__Work to complete__.
Drop every picture, then print the rest of the listing exactly as given.

__Dataset extract__.
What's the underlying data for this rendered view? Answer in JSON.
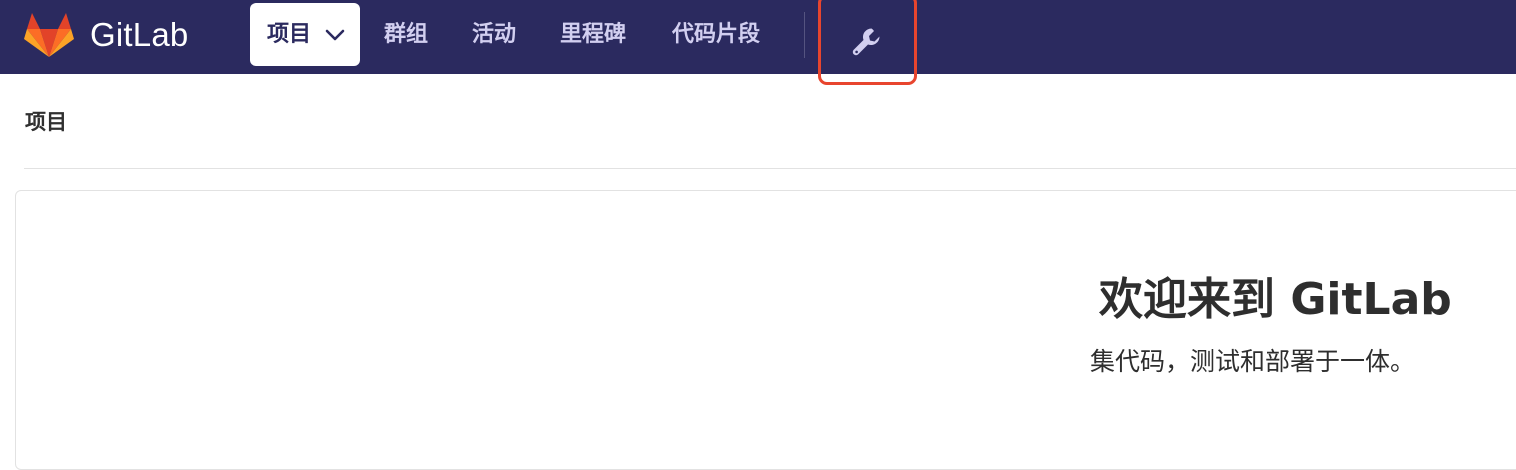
{
  "navbar": {
    "brand": "GitLab",
    "projects_label": "项目",
    "links": [
      "群组",
      "活动",
      "里程碑",
      "代码片段"
    ],
    "admin_icon": "wrench-icon",
    "logo_icon": "gitlab-fox-logo",
    "background_color": "#2b2a5f",
    "highlight_color": "#e8452e"
  },
  "breadcrumb": {
    "title": "项目"
  },
  "welcome": {
    "title": "欢迎来到 GitLab",
    "subtitle": "集代码，测试和部署于一体。"
  }
}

__Result for this exercise__.
What's the underlying data for this rendered view? Answer in JSON.
{
  "navbar": {
    "brand": "GitLab",
    "projects_label": "项目",
    "links": [
      "群组",
      "活动",
      "里程碑",
      "代码片段"
    ],
    "admin_icon": "wrench-icon",
    "logo_icon": "gitlab-fox-logo",
    "background_color": "#2b2a5f",
    "highlight_color": "#e8452e"
  },
  "breadcrumb": {
    "title": "项目"
  },
  "welcome": {
    "title": "欢迎来到 GitLab",
    "subtitle": "集代码，测试和部署于一体。"
  }
}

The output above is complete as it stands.